A biotech startup company called uBiome has adopted the concept of crowdsourcing, using the Internet to rally people around a cause, for research on the human microbiome.
The microbiome is all the microscopic flora and fauna that live in and on the human body.
Humans have 10 times as many bacterial cells as human cells. But science is just beginning to understand the populations of the microbiome and how they affect a person’s health for good or bad.
What science already knows about the microbiome comes from the $173 million government-funded Human Microbiome Project. This project took five years and researchers collected and sequenced the microbiome of 250 healthy people. It proved there are at least 1,000 different types of bacteria present on every person.
The National Institutes of Health has made the four terabytes of data from this project available to all researchers via the Microbiome Cloud Project.
Different anatomical sites of the body have different microbial populations. Additionally, the microbial populations that inhabit our bodies vary from person to person, but are very stable within an individual. Each person has his or her own distinct microbial signature that is unique.
Most of these microbial species are actually helpful and protect against invading microbes that can cause disease. Some, like certain E. coli in the gut, actually produce essential vitamins that keep us healthy.

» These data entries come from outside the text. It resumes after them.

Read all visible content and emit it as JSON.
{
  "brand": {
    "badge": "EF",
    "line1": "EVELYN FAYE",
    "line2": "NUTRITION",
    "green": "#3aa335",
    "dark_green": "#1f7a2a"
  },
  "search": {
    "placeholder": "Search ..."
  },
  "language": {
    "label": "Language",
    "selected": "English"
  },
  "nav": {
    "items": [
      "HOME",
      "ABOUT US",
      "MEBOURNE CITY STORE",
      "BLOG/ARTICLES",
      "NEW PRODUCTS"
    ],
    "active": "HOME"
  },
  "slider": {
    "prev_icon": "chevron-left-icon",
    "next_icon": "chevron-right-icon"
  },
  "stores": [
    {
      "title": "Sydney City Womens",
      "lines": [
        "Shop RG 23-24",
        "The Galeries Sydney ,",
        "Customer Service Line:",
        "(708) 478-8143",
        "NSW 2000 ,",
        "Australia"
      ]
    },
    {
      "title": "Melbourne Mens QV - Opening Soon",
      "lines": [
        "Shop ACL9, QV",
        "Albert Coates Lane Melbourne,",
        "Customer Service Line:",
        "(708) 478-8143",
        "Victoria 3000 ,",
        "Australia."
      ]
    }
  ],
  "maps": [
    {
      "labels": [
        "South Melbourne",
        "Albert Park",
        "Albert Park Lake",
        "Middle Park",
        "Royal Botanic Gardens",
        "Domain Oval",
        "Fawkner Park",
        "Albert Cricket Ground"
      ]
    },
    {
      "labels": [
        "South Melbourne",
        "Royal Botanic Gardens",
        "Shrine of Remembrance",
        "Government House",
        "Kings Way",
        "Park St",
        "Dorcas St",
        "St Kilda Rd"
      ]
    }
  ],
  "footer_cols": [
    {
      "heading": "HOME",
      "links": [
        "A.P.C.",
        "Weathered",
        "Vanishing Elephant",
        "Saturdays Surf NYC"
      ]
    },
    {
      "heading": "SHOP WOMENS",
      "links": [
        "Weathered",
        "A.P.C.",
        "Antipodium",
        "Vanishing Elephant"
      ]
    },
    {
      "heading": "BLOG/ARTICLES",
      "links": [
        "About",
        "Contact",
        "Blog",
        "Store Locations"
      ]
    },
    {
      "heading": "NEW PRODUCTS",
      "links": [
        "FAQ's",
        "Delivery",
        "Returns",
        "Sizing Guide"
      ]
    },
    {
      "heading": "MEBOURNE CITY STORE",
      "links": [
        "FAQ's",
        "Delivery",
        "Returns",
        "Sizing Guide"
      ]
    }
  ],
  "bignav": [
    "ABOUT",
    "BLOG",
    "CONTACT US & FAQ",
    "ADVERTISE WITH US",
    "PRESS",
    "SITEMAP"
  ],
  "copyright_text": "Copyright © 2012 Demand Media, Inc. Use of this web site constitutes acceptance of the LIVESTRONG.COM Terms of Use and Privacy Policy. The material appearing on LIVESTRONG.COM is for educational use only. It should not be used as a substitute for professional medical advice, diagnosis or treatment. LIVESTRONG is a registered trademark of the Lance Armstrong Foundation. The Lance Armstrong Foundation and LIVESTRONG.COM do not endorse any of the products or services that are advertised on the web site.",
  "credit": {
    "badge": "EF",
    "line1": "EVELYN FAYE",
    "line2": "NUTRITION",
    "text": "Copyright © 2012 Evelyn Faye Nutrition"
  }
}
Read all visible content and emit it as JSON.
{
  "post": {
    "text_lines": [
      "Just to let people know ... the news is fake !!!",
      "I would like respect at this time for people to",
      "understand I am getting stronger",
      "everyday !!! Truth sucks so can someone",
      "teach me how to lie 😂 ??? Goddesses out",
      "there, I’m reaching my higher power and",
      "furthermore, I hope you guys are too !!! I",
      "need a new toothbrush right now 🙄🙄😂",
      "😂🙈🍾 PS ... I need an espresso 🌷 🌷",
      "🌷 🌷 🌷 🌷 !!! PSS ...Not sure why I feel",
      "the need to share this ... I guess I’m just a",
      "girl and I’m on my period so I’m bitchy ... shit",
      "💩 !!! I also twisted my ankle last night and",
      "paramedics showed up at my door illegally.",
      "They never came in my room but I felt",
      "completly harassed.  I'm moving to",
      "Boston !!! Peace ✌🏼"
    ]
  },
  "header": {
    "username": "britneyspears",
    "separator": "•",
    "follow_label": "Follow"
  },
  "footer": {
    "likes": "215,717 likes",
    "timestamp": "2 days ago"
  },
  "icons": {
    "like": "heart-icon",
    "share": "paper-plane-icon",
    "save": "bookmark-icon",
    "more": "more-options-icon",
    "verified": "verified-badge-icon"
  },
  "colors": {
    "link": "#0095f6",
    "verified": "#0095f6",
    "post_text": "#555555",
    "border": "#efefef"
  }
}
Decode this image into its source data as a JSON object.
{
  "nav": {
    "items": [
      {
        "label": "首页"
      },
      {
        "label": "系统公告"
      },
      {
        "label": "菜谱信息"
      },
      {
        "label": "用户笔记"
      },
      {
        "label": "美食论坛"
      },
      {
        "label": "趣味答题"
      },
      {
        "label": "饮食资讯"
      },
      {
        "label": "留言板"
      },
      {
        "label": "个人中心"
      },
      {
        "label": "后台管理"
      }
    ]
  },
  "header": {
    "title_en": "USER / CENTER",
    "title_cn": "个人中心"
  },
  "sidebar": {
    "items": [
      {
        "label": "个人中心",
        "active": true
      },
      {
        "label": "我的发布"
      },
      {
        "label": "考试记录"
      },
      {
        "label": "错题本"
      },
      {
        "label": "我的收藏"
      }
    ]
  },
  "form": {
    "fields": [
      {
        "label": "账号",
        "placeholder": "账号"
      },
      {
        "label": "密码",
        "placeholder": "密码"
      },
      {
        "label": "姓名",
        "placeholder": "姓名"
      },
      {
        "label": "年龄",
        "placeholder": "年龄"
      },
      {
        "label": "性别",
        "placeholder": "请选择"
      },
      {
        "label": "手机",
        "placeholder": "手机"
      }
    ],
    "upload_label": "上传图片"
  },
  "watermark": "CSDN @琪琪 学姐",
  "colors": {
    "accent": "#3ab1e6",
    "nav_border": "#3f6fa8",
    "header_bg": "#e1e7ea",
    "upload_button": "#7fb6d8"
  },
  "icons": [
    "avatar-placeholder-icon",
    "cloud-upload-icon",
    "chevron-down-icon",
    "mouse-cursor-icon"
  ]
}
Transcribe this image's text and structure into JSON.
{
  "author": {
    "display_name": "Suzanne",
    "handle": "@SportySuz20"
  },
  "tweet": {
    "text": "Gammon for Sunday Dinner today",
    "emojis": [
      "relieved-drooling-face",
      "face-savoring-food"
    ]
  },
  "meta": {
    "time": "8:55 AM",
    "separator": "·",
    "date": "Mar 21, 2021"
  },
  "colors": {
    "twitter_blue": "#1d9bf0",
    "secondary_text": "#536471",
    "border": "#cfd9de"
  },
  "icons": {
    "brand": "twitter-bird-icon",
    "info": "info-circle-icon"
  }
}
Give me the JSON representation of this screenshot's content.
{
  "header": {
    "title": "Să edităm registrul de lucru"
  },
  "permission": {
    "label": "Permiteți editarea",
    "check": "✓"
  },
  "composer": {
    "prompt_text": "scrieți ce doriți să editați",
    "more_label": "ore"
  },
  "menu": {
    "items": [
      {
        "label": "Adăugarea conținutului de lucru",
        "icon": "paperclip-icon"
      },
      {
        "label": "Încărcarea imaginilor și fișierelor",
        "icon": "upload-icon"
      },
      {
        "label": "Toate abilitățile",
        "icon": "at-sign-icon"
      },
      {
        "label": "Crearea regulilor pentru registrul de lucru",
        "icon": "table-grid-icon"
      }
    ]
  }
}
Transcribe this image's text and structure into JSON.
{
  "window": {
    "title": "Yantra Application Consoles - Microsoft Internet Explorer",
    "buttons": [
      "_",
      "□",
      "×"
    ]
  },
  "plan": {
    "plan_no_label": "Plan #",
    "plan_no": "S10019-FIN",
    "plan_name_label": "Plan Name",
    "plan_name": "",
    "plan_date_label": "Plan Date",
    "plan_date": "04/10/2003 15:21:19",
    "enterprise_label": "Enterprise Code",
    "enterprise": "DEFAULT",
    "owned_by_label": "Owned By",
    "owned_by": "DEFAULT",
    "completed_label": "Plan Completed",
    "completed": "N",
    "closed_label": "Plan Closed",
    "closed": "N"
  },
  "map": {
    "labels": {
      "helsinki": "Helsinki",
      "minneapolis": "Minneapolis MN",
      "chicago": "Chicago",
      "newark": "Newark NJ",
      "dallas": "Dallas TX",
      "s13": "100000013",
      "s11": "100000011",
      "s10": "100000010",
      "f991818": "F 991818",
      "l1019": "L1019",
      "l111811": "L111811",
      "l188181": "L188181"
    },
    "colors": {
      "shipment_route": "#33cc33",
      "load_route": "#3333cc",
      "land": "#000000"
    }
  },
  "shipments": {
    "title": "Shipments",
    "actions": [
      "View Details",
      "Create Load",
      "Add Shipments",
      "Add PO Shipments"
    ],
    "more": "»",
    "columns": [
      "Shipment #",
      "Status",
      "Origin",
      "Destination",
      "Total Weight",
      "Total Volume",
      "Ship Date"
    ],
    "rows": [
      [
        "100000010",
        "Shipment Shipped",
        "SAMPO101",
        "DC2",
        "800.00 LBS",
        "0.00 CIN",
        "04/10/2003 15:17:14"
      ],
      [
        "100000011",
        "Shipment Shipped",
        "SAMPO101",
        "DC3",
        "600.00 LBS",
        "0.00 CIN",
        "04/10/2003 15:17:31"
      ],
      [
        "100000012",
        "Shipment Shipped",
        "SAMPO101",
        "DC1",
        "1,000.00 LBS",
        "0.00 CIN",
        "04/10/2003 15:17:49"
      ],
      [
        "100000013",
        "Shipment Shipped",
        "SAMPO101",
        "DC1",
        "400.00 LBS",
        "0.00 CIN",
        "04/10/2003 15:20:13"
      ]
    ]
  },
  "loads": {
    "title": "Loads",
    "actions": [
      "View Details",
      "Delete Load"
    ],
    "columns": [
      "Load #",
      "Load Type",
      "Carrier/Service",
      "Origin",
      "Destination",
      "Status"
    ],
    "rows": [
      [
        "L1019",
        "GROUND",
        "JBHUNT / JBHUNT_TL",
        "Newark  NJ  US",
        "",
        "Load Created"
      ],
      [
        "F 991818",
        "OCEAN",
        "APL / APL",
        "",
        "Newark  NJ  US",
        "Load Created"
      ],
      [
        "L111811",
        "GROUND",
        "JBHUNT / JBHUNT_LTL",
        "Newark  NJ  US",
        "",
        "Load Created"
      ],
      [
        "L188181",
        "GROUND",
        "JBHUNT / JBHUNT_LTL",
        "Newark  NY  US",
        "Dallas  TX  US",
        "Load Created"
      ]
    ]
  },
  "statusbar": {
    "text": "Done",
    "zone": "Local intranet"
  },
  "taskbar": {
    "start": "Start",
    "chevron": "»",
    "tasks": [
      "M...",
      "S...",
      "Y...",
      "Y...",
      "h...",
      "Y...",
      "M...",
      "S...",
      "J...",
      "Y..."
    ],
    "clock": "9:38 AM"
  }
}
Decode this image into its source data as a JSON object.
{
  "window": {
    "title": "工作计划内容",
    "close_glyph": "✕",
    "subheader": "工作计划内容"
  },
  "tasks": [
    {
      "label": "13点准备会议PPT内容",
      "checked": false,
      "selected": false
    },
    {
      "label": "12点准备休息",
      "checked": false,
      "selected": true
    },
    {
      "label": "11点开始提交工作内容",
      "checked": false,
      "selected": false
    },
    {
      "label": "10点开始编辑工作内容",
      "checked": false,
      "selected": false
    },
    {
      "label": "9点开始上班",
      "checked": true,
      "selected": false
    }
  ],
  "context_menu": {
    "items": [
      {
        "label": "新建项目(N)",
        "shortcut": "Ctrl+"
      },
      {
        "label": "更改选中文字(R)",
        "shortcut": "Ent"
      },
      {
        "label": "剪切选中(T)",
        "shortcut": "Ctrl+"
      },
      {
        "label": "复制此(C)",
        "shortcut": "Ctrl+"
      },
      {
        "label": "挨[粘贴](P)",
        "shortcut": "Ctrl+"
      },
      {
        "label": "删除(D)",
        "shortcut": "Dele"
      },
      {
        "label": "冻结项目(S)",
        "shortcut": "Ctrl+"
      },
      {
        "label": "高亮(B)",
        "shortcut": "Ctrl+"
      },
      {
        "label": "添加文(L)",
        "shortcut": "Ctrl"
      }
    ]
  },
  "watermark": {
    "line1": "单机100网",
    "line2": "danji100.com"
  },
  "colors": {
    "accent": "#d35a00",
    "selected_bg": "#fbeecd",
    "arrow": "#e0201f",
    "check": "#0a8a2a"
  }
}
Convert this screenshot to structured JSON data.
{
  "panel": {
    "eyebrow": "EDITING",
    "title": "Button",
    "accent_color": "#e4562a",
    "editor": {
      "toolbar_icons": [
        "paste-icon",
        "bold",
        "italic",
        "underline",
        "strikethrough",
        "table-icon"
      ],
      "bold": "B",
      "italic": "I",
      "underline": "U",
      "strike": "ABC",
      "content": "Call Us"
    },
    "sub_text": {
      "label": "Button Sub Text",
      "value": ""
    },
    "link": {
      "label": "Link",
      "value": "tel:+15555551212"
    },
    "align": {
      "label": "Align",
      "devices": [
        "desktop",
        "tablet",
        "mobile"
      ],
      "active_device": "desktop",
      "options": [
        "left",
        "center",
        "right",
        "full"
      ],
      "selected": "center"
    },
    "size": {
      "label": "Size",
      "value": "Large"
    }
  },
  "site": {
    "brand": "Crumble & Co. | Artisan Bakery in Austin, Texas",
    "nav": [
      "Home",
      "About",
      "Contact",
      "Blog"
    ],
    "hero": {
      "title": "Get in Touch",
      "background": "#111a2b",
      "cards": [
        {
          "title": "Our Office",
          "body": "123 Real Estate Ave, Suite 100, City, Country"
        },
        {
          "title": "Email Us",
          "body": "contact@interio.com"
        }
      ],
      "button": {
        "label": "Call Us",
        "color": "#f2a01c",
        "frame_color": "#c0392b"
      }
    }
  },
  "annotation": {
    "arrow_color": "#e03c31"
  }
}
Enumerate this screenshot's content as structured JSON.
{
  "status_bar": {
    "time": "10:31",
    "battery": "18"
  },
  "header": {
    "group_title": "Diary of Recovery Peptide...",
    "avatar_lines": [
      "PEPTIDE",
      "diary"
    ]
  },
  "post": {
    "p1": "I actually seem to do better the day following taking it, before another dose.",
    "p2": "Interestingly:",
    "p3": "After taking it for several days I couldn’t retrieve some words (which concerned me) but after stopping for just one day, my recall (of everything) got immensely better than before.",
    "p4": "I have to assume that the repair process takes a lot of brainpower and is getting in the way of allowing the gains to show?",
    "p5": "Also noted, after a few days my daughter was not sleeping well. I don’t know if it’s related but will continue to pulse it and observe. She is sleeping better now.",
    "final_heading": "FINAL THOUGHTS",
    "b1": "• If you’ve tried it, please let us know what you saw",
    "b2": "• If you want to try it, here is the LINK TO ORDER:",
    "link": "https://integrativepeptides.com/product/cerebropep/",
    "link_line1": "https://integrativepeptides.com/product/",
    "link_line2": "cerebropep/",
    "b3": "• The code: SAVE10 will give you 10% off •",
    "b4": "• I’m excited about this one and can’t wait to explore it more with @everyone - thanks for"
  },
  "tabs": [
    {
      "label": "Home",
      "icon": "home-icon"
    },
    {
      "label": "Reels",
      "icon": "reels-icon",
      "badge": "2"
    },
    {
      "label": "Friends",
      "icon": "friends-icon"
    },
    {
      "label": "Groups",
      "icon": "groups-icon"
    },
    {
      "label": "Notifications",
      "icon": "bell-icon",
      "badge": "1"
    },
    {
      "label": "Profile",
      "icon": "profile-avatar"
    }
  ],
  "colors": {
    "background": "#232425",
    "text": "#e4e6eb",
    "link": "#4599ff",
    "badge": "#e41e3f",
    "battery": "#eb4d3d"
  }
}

Alterations in the human microbiome have been associated with diseases such as autism, obesity, irritable bowel syndrome and asthma.
In some cases, correcting microbial populations associated with disease states may cure or help manage the disease.
A startup company called uMicrobiome is looking to sequence the microbiomes of at least 1,000 more people from all over the world, and they are trying to find volunteers using crowdsourcing.
Anyone interested can go to the company’s website, make a pledge, and request a sampling kit, which contains a swab for gently brushing areas of the ears, mouth, genitalia or gastrointestinal tract.
The swabs are placed into a solution that preserves and stabilizes the bacteria for transport back to the lab.
Microbiome examines samples for its 16S RNA sequences. These sequences are present in all microbes, but part of the sequence is unique to each different bacterium. This technology of DNA sequencing can determine the different types of bacteria present and their proportions in each sample.
The company puts the results on its website for individuals to access and analyze their microbiome. There also are software tools to help users interpret what they are seeing. uMicrobiome secures the data so that it cannot be released in an identifiable form.
A person can choose to share their data with other citizen scientists for scientific studies or compare their microbiome to others.
So science to the citizens has arrived. Anyone can learn about his or her own microbial world and advance this field of science as well.